e-methanol production Europe
Building in Sweden, the plant will use natural energy and forest products to produce e-methanol (Orsted)

Published May 24, 2023 7:16 PM by The Maritime Executive

Construction began with a ceremonial groundbreaking for what is being called Europe’s largest e-methanol project. Due to begin production in 2025 producing around 50,000 tonnes annually, the facility is being developed by Ørsted as one of the first steps to support the large-scale use of methanol in the shipping industry.

Originally developed by the Swedish e-fuels company Liquid Wind, FlagshipONE will be located next to Övik Energi’s combined heat and power plant Hörneborgsverket in Örnsköldsvik, in Northern Sweden. According to the companies, the site is well suited to support the production with ample supply of wind energy and located near Sweden’s world-leading forest industry. The biogenic carbon needed to produce the e-methanol will come for the forest industry.

The e-methanol from FlagshipONE will be produced using renewable electricity and biogenic carbon dioxide captured from Hörneborgsverket. In addition, FlagshipONE will use steam, process water, and cooling water from Hörneborgsverket. Excess heat from the e-methanol production process will be delivered back to Övik Energi and integrated in their district heating supply.

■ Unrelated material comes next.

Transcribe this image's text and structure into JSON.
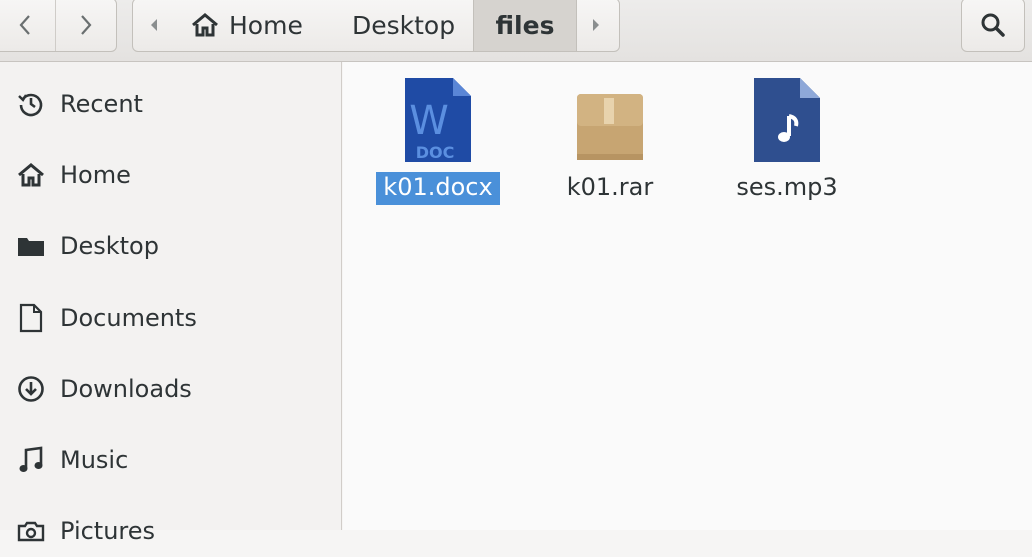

“FlagshipONE is a pioneering project that will open a new era for green shipping, said Anders Nordstrøm, COO of Ørsted P2X during the ceremony. “FlagshipONE will be the first project in a new green industry in Sweden, which Ørsted intends to spearhead.”

The companies involved in the project point to the rapid growth in the orderbook for methanol-fueled ships. DNV currently calculates the total orderbook at 89 methanol dual-fuel vessels due for delivery by 2028. DNV has predicted that methanol will overtake LNG and become a leading alternative fuel candidate in part due to its early availability and the easy in handling versus the toxic nature of ammonia. The introduction of the EU’s Fuel EU Maritime regulations and other emission standards is expected to further strip the adoption of methanol by the shipping industry.

The project was initially developed by a Swedish startup Liquid Wind which is in strategic partnership with companies including Alfa Laval, Carbon Clean, Siemens Energy, Topsoe and Uniper as it works to develop electrofuel. Ørsted initially acquired a 45 percent stake in the project and coordinated with the decision to proceed to construction purchased the remaining 55 percent from Liquid Wind.

Klimatklivet, a part of the Swedish Environmental Protection Agency, supported FlagshipONE with $14 million during the planning phase. Liquid Wind’s strategy is to compelte plans such as FlagshipONE and attract partners to take over the projects and see them to completion.

FlagshipONE is the first e-methanol project in Ørsted’s ambitious green fuel pipeline. The company is also developing the Green Fuels for Denmark project in Copenhagen and the 300,000 tonnes per year Project Star in the U.S. Gulf Coast area. The concept for the U.S. facility calls for Ørsted to develop a 675 MW Power-to-X facility. The facility will be powered by approx. 1.2GW of renewable energy from new onshore wind and solar PV farms. The biogenic carbon needed to produce e-methanol will be extracted through carbon capture at one or more large point sources. They also have an offtake agreement with Maersk to become part of the network the Danish shipping company is building to fuel its pioneering fleet of methanol-fueled containerships.